I've started a little blog on Word Press called appropriately,Superversity.
The blog will be devoted to Superheroes, Men and Muscle.
The manimal aspect will stay here at Mythulinity and this blog will become quite circumspect and abbreviated. The glory days of huge posts have passed until I can purchase more image file storage space from Google in early June.
Still, even when Mythulinity is back up and running, it will be considerably constrained from my previous output. Since there is relatively little quality manimal material available, that fact will force me to reduce the scope of the blog. Yet, I still want to remain true to the original concept and deal primarily with manimals and not go off theme to pad the blog so much.
Establishing 'Word Press: Superversity' provides me with the means to focus on my other loves of superheroes and the male form. What had been happening in those regards on Mythulinity will now happen there instead.
So please come on over toSuperversity---a combination of super from superhero and "versity" from university funnily enough creates an entirely apropos new term.
And when I upgrade Mythulinity come June, I'll let you know.
I did some reading--knowledge can be a dangerous thing--and have discovered that I have reached my 1GB free image file storage limit on this blog. To post more images I will have to wait until next month to purchase more gigs of storage from Google.
So, I did a little research and found that Word Press also offers a free blog service, but with one major difference: they offer 3GB image file storage before charging.
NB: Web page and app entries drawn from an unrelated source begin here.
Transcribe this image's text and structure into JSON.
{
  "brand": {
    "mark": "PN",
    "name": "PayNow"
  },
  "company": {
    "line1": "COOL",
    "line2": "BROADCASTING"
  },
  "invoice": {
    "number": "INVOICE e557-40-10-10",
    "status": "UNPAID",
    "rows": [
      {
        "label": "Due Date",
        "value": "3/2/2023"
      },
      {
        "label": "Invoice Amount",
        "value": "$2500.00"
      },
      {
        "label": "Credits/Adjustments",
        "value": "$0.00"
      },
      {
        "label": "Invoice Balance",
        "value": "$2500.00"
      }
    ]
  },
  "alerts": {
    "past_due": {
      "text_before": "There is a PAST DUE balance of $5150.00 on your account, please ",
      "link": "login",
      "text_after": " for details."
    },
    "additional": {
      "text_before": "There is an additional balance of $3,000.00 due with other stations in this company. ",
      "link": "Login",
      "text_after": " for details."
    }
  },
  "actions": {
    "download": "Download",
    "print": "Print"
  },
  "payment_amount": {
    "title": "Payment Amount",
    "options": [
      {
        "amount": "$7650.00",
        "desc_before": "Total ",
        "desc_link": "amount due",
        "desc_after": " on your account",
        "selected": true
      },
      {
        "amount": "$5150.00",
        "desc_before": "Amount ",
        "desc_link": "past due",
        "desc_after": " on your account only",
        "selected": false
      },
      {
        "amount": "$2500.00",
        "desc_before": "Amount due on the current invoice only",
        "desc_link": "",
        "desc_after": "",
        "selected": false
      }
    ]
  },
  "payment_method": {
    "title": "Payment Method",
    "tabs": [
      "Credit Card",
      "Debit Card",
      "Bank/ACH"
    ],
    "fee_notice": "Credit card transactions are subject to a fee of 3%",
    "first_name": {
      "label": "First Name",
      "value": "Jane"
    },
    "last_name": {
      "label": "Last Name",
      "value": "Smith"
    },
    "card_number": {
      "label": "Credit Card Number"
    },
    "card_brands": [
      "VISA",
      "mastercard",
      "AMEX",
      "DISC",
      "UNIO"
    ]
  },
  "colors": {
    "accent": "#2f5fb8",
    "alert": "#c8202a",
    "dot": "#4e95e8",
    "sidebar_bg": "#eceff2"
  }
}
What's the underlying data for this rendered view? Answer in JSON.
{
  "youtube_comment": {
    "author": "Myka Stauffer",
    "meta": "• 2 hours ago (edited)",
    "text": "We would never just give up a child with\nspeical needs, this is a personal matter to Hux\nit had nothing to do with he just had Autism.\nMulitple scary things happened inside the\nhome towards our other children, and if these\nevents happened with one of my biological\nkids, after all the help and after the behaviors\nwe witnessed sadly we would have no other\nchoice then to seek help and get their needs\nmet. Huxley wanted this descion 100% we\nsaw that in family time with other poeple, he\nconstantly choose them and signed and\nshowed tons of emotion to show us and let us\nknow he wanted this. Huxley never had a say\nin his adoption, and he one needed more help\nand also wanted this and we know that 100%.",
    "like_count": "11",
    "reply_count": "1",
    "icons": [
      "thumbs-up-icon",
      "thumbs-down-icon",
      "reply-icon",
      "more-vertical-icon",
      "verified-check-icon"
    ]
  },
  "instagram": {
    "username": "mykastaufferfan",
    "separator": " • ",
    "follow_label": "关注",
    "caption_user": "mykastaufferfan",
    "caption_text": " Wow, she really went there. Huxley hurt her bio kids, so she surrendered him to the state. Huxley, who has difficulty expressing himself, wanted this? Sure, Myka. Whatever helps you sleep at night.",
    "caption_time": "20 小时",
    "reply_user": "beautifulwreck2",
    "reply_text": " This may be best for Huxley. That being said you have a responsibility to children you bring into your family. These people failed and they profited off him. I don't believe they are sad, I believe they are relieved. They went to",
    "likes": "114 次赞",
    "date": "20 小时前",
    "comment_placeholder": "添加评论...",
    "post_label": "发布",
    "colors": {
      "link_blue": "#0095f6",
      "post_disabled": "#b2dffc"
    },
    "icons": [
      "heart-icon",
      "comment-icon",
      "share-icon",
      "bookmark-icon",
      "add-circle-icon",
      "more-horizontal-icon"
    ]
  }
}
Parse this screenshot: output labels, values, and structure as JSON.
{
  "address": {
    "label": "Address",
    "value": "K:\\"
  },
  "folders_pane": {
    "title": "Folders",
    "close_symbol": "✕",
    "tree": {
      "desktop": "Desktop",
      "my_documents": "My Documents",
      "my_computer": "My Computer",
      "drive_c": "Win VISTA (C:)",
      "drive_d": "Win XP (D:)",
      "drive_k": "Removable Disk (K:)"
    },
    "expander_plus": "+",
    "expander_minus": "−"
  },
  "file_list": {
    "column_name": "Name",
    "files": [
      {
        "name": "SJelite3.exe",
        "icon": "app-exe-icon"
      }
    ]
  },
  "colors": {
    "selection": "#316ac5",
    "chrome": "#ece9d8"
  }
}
Had I known that I'd have gone there first. Well . . ya live, ya learn.
I'm not much into managing multiple blogs. Something I could do through Google with the same result that, at 1GB, I would have to buy more storage.
I can sit the rest of this month out or I can go over to Word Press and start a second blog. What I should probably do is start hosting a blog devoted entirely to superheros, muscle, and eye candy and leave Mythulinity to manimals alone. Regardless, I can't do anything with Mythulinity until after June 3rd.
I'm sorry this happened. But it could be all for the better.
Rather than this being Anything Goes Day, it is now--Nothing Goes!
I'll post news of my intentions as soon as I've confirmed them. Thanks for reading and contributing!
One of the finest fantasy illustrators of the 20th Century left this plane on Monday. Frank Frazetta (1928-2010)was justifiably renown as an illustrator of dramatic and beautiful works that adorned book covers and graced the pages of now classic works featuring Tarzan and Conan The Barbarian, among many others.
You can draw a line directly from Frazetta's work to most of the important illustration that was to come from the mid-to-late 1900's. It is particularly easy to see his influence in the work of artists like Boris Vallejo.
In the field of illustration Frazetta was a star. You can imagine that becoming so famous would be a difficult accomplishment for any artist that earns his living crafting works by commission. It is the sterling quality of his work that caused him to be in such demand for his entire career. These aren't just images dashed-off with little thought, but major works of art that just happen to frequently accompany B-rated fiction. Publishers knew that Frazetta's work could gain them sales. Readers would view the drama and thrilling adventure-fantasy inherent in his compositions and believe the same held true for the work under the book covers. Frazetta's art gave class to pulp and then took on a life of its own when the pulp became forgotten.
Everything is beyond larger-than-life in a Frank Frazetta painting; The men are wilder, bolder, robust with vigor and muscular virility, the woman more passionately possessed and hot-blooded, the creatures more powerfully threatening. The environments depicted are as intense and dangerous as the denizens. But, above all, the art is remarkable for creating a palpable sense of other-worldly time and place. It is this hallmark that captivates his legion of admirers.
Here is a collection of his extraordinary work:
With much thanks to faithful follower, Leigh Eel, for informing me of Mr. Frazetta's demise and providing the link, above.